Adventist News Network®

The official news service of the Seventh-day Adventist world church

Remembrance: Soper edited temperance magazine Listen for 30 years

Interviewed first ladies, entertainers and athletes promoting temperate lifestyle

Remembrance: Soper edited temperance magazine Listen for 30 years

Listen magazine Editor Francis A. Soper (right) interviews radio broadcast legend Paul Harvey. Soper also landed interviews with famous entertainers, athletes and U.S. first ladies during his 30 years editing the Adventist Church's temperance magazine. [photo courtesy Ford family]

Francis A. Soper was the longtime editor of Listen magazine, the Seventh-day Adventist Church’s temperance outreach that advocated a drug-free lifestyle for youth and profiled celebrities who promoted the cause.

Soper, who died January 17 at age 93, edited the magazine for 30 years, the longest-serving editor in the magazine’s history. As editor from 1954 to 1984, he interviewed and featured celebrity entertainers and athletes – from singer Johnny Cash to Olympic figure skater Peggy Flemming. He also landed interviews with United States first ladies Betty Ford and Nancy Reagan.

The magazine, which launched in 1948 and ceased publication last year, was the church’s public voice of drug and alcohol prevention in the community and published in an era before cigarette packets carried warning labels. Listen included teaching materials and was used in high school classrooms around the U.S.

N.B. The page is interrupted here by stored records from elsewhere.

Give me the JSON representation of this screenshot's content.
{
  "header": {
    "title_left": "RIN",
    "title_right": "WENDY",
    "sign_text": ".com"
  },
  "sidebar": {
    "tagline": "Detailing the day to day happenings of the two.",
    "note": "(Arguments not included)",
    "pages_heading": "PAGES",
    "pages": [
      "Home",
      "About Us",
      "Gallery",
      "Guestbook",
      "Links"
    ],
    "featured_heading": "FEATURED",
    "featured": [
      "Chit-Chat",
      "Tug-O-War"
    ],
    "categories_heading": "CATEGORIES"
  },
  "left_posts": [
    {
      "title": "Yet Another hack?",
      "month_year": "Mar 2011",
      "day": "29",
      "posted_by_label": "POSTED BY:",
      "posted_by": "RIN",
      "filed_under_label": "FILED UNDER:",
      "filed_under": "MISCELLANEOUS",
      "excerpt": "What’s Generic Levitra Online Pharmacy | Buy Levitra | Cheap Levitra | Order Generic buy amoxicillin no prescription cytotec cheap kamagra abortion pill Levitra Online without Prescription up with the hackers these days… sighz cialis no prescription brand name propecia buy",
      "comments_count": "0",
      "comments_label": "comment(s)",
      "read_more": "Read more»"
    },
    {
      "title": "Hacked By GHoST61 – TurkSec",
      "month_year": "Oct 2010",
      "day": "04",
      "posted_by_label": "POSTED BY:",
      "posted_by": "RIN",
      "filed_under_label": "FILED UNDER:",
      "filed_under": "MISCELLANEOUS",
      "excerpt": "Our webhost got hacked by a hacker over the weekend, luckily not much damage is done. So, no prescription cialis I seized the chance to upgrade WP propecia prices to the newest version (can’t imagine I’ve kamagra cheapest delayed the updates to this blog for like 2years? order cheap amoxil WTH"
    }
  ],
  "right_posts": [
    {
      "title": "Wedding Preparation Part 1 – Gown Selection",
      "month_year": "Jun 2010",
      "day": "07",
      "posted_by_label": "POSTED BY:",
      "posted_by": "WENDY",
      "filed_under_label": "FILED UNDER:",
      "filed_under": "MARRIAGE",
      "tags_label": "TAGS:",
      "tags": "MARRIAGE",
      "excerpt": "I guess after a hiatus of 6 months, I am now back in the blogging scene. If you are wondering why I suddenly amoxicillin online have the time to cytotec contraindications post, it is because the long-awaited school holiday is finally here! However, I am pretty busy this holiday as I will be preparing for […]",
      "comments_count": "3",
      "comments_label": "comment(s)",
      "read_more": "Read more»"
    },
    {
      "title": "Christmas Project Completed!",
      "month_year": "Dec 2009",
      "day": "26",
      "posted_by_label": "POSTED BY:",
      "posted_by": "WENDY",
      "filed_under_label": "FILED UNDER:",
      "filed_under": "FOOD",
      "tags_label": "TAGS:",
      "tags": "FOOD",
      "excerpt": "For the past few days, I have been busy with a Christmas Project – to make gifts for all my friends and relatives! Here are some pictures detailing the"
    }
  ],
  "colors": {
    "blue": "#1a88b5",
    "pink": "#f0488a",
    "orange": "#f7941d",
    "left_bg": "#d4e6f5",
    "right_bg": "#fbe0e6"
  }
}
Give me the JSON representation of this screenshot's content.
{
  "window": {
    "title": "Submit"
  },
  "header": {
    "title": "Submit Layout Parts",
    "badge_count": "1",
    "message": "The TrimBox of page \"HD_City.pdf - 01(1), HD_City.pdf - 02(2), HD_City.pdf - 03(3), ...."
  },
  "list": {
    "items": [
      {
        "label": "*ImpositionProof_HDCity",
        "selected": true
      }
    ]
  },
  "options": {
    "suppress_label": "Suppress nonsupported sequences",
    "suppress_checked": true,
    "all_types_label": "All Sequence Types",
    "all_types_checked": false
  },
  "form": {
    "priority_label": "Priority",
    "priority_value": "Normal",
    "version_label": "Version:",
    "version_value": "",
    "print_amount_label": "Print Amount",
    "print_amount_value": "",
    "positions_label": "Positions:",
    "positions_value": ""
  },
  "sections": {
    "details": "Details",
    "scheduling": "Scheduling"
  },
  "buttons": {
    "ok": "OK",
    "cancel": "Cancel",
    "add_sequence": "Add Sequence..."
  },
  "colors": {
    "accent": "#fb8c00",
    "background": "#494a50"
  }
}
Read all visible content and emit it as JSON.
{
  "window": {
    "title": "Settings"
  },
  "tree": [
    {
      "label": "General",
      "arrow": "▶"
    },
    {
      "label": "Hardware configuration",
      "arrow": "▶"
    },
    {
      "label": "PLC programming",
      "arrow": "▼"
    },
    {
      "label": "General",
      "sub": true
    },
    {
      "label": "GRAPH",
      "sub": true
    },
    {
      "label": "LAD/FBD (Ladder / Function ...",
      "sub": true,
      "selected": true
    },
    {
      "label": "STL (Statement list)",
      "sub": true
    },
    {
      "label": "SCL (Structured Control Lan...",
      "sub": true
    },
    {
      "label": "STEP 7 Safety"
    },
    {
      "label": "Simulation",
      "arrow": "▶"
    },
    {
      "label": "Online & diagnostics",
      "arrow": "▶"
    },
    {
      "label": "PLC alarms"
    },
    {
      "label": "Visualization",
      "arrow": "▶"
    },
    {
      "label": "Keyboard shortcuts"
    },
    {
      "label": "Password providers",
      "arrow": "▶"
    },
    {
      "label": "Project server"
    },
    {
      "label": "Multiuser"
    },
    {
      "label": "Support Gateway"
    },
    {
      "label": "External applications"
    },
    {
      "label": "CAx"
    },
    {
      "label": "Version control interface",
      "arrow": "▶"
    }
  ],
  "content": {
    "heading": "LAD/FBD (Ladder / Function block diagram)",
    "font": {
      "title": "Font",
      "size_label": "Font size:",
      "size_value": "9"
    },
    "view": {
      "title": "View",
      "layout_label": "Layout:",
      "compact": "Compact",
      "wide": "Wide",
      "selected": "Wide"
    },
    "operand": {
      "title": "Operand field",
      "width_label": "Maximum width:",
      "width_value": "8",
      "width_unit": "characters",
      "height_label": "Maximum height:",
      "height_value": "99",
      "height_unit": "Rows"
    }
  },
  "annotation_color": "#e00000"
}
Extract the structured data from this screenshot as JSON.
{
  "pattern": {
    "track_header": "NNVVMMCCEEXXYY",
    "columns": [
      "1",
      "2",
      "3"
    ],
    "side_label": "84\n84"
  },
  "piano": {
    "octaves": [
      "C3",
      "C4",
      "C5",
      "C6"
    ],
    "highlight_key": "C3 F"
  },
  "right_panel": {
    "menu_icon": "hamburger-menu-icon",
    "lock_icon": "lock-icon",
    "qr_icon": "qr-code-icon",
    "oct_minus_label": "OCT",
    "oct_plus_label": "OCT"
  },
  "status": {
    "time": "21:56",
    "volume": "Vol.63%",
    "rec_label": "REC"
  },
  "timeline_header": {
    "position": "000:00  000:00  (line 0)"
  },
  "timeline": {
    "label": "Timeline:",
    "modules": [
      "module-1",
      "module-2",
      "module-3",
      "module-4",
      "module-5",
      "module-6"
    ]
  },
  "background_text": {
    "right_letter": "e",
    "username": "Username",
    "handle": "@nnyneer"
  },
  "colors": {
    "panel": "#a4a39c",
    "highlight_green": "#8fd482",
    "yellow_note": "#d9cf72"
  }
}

As editor, Soper later held the title of Associate Director of what was then known as the Temperance department at the Adventist Church’s world headquarters.

Colleagues described Soper as a gentle personality but firm in his editorial requirements.

“He was iconic editor. Listen was Soper and Soper was Listen,” said Stoy Proctor, former associate director of the Adventist world church’s Health Ministries department. “He was dogged in trying to make it the best magazine.”

Soper grew up in Minnesota and graduated from Pacific Union College in Angwin, California. In 1942 he landed a job as a copy editor with the denomination’s Pacific Press Publishing Association, then located in Mountain View, California. He later became an assistant editor of several publications before becoming associate editor of Listen in 1952 and editor two years later.

“He really loved getting to know these professionals in music and sports who made a real effort to be an example to the teenage generation they were performing for,” said his daughter Lois Ford.

Soper was preceded in death by his daughter Lori in 2007 and his wife Eunice in 2009. Survivors include Lois Ford and grandsons Timothy and David Ford.